*** Provided entries ***

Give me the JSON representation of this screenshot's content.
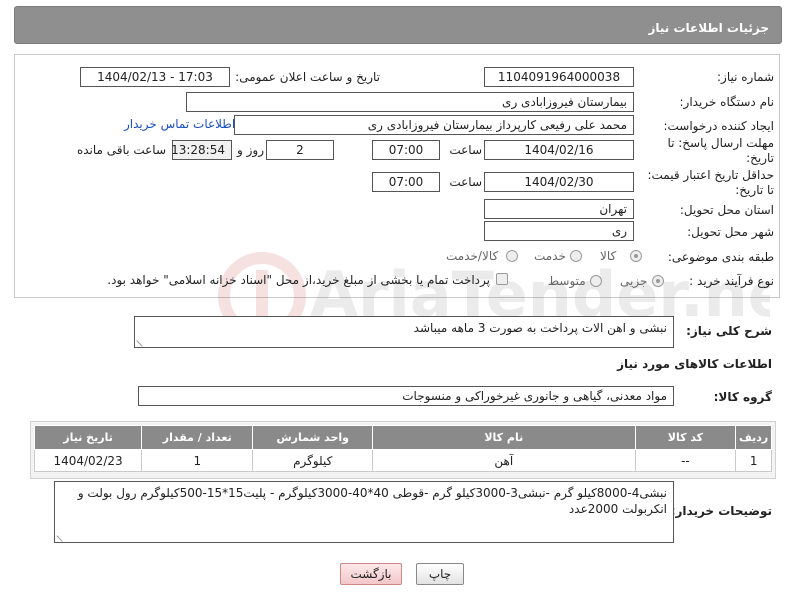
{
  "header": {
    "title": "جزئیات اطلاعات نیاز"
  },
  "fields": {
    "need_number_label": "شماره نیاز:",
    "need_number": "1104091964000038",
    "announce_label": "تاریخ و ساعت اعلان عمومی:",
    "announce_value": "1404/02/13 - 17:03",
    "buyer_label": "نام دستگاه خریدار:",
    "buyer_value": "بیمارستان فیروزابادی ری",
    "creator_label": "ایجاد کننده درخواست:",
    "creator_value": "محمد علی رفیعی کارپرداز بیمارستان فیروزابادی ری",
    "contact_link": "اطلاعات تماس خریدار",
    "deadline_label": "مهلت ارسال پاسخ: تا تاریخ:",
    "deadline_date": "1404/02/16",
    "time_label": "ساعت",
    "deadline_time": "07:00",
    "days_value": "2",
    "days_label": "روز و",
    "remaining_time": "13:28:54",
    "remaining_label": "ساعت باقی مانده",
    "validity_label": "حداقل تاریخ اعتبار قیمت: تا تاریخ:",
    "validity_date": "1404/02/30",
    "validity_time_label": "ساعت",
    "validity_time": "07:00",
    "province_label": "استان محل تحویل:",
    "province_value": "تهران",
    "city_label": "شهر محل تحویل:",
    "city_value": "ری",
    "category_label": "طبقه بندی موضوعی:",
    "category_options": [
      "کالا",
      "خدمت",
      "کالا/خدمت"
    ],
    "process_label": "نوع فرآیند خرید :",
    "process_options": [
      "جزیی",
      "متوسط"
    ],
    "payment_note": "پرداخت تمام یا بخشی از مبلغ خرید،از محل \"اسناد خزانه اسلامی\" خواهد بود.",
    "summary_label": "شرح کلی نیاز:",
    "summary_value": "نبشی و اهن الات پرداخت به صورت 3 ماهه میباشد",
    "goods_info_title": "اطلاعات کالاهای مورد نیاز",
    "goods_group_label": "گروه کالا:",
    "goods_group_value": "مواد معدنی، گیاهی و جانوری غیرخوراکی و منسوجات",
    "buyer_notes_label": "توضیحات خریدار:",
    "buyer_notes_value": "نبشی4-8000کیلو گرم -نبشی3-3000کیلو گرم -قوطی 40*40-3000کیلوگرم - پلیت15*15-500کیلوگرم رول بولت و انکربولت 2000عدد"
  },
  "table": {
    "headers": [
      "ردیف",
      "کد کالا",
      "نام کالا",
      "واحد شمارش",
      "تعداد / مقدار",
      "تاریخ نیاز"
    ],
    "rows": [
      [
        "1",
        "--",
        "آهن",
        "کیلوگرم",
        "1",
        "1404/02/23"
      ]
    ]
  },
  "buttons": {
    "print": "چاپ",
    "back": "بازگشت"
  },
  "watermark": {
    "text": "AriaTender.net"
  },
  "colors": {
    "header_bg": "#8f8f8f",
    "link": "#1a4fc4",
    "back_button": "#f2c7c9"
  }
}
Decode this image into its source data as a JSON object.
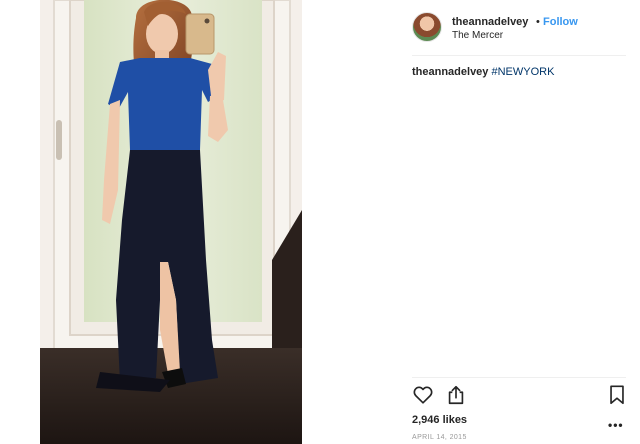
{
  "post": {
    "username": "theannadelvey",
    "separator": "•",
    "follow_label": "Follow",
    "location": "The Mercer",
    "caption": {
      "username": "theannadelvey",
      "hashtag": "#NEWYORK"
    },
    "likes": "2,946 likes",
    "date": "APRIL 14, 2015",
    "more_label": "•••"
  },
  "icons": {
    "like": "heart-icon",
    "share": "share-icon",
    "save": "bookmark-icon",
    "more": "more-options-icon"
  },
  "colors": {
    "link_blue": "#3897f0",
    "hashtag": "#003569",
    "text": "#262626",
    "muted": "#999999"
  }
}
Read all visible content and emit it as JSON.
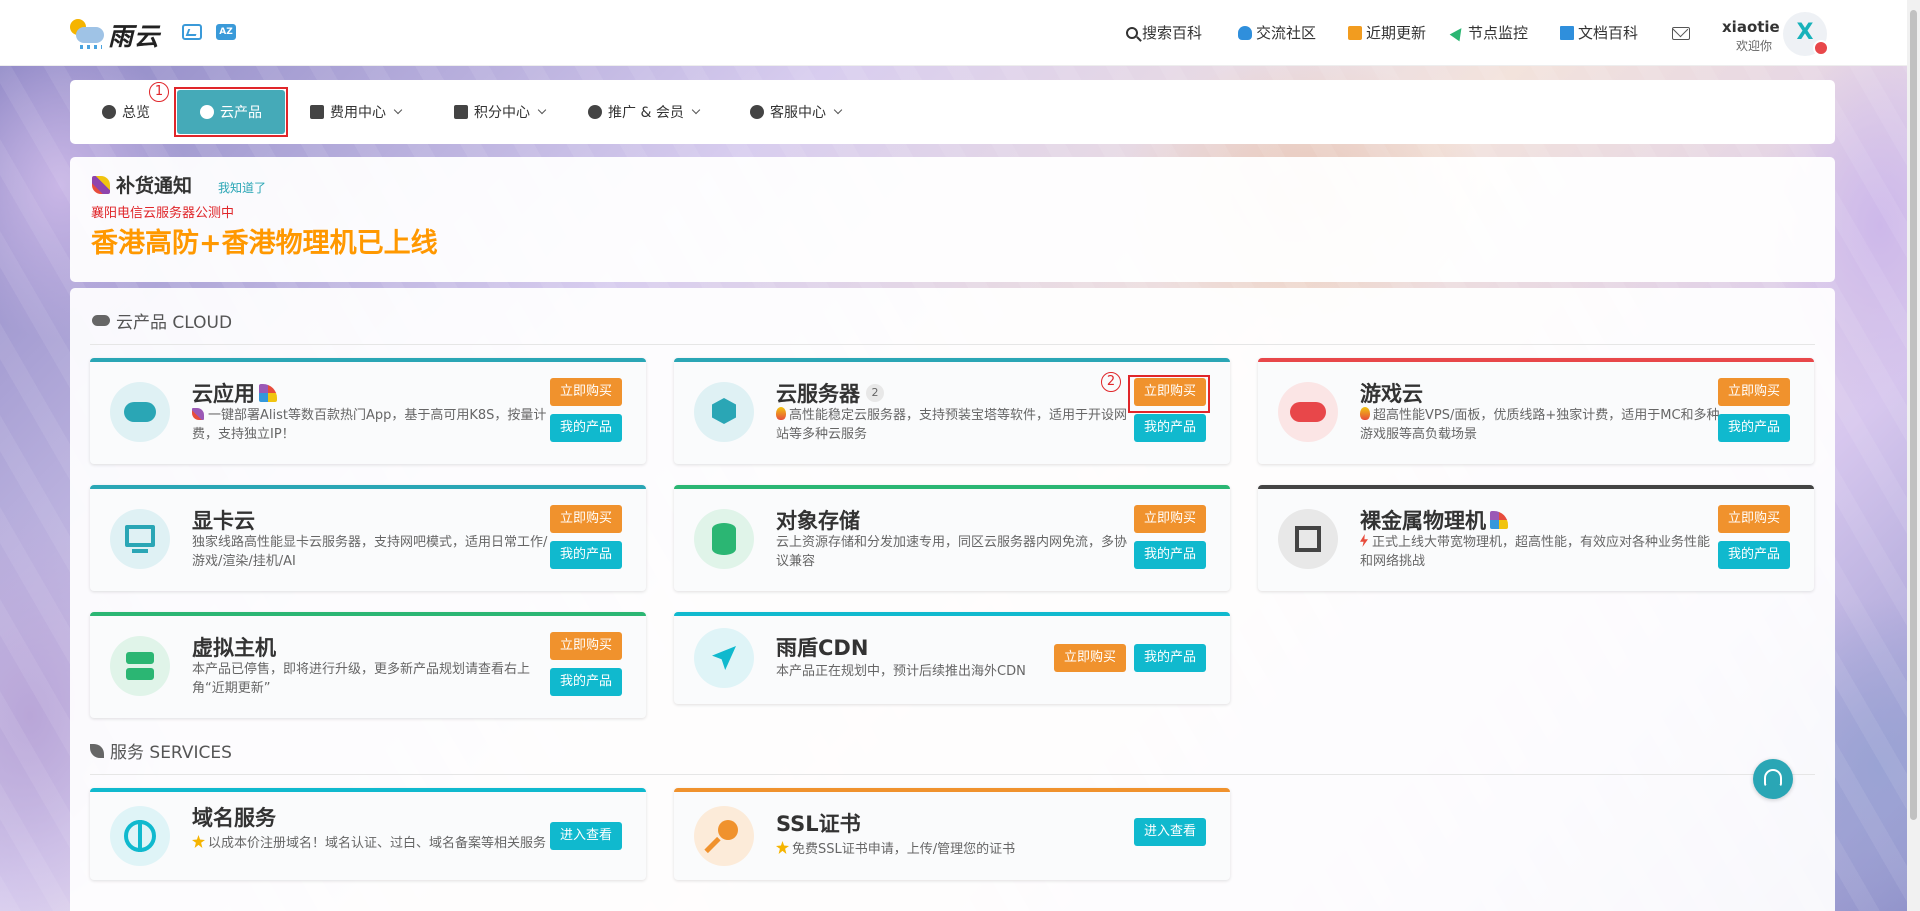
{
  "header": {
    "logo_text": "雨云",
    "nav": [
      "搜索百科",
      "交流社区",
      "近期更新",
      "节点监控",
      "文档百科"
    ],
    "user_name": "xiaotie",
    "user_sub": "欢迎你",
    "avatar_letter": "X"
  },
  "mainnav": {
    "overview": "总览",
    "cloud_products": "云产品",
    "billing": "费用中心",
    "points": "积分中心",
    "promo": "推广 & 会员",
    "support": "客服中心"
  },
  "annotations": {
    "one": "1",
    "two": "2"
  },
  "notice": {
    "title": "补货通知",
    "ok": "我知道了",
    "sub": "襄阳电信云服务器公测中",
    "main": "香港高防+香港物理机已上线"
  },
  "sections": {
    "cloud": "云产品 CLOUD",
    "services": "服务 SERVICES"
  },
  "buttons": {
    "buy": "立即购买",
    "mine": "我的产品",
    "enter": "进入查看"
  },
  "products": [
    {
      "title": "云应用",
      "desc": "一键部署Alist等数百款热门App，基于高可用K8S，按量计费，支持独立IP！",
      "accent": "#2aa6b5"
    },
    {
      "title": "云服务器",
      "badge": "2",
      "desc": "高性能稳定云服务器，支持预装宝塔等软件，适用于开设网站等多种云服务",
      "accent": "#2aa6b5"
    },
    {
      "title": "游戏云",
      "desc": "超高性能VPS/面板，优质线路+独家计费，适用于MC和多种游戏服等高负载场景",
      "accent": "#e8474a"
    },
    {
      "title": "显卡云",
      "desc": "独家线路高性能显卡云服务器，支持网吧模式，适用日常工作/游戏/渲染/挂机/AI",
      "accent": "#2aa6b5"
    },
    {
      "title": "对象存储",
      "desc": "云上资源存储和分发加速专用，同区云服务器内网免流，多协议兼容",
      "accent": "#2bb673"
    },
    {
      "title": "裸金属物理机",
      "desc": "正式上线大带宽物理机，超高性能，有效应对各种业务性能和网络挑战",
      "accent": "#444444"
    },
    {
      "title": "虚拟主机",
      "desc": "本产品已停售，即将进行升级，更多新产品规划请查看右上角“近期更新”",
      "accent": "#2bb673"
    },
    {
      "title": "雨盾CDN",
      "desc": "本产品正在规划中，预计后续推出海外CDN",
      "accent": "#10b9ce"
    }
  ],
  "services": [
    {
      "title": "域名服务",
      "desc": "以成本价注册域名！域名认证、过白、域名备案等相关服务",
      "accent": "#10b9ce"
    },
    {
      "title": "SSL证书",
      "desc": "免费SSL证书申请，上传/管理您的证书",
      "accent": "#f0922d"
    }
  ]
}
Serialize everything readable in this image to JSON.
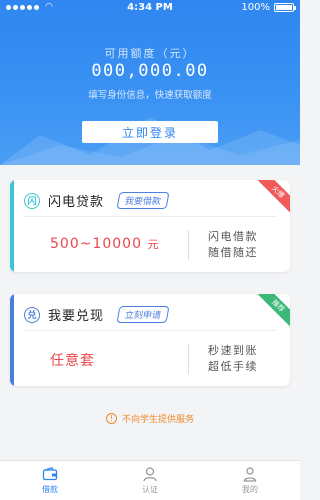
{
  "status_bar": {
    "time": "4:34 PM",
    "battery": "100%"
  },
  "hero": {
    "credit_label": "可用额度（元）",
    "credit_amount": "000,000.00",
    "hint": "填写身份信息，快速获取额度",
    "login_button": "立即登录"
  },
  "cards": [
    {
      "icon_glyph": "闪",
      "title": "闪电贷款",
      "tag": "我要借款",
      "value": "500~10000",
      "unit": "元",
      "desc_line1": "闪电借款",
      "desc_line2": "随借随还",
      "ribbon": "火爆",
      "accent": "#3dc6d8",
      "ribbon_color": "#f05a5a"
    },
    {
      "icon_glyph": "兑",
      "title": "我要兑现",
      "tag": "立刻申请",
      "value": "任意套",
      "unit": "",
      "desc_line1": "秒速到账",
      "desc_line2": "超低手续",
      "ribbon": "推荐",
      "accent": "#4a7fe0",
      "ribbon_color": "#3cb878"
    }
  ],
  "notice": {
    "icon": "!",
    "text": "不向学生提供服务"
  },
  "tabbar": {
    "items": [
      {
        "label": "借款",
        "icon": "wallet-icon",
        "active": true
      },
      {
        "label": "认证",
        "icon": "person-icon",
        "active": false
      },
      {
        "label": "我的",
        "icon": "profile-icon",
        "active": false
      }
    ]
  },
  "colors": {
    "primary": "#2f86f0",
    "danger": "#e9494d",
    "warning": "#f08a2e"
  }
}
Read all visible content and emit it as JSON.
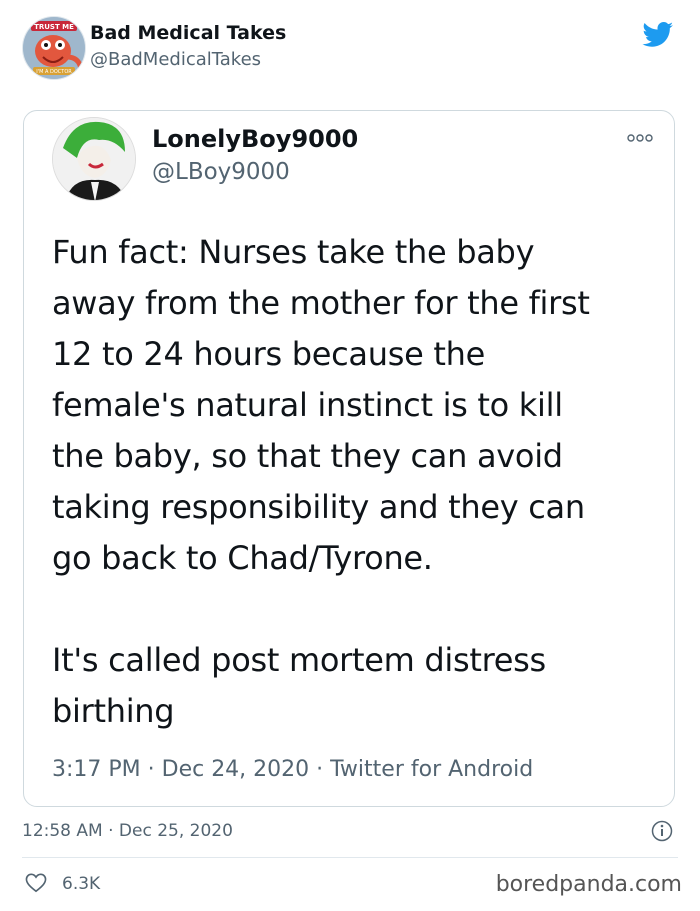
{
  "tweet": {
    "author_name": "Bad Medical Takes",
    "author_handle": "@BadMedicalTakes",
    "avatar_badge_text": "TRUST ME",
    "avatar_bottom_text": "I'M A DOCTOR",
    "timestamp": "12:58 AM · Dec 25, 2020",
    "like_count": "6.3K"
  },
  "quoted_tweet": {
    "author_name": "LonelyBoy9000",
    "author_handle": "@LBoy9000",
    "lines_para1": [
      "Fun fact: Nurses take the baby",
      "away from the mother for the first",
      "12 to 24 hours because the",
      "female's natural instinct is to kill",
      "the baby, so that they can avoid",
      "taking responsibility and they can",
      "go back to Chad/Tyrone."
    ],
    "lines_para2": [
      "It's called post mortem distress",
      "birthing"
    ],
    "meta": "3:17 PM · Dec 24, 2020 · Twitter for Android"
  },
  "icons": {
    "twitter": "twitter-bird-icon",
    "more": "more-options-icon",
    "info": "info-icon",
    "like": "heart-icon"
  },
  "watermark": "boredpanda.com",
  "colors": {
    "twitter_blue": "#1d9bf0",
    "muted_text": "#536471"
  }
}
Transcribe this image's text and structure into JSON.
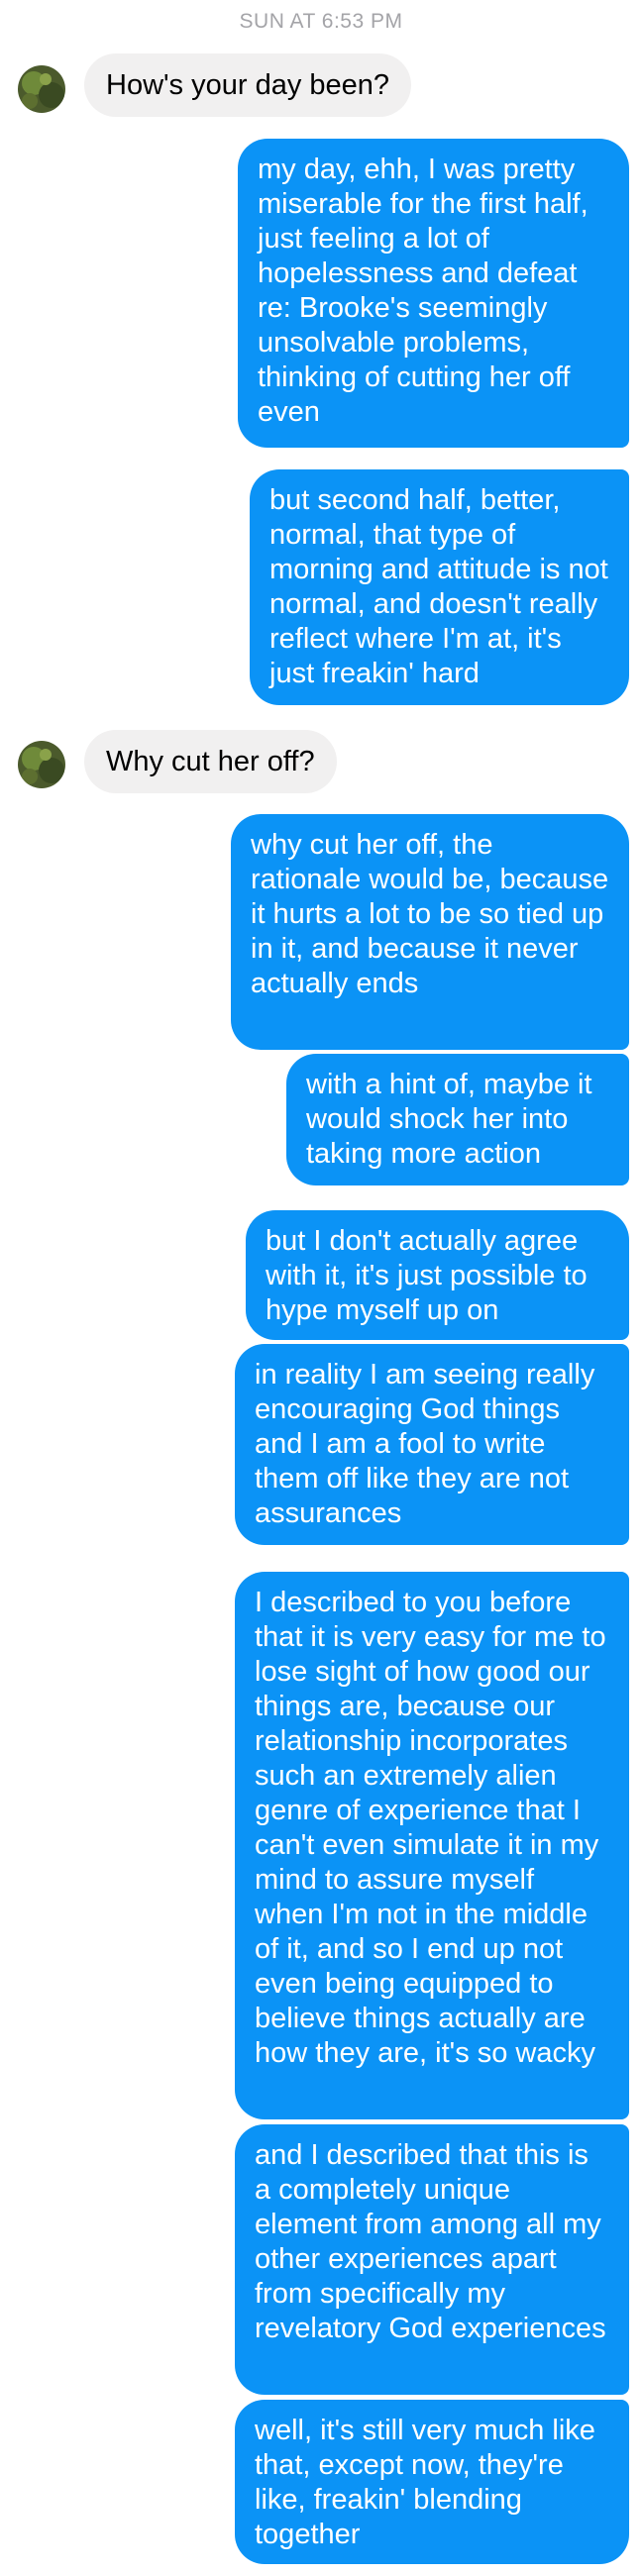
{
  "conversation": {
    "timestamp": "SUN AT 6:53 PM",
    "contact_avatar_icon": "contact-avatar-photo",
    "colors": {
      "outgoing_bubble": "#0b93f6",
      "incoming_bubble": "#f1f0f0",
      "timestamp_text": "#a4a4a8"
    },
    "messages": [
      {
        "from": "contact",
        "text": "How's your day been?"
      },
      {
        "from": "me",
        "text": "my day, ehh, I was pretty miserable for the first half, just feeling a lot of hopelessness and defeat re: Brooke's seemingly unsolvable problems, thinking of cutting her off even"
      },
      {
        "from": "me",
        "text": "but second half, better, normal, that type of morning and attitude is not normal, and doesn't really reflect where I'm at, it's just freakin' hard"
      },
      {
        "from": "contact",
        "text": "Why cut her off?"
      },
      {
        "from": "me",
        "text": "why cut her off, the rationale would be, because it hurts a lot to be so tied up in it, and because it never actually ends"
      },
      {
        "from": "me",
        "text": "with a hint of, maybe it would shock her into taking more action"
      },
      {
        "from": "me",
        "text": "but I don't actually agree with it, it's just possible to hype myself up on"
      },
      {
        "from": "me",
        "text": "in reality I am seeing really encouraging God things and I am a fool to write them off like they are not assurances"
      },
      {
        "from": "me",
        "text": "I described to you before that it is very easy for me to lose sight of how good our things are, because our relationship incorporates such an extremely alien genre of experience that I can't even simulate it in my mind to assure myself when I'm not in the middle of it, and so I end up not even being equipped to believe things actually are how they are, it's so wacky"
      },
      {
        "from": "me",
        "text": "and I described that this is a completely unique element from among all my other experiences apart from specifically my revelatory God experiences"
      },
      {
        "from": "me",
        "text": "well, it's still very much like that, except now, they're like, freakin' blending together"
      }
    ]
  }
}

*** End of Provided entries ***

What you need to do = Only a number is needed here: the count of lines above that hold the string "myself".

Response to this task = 2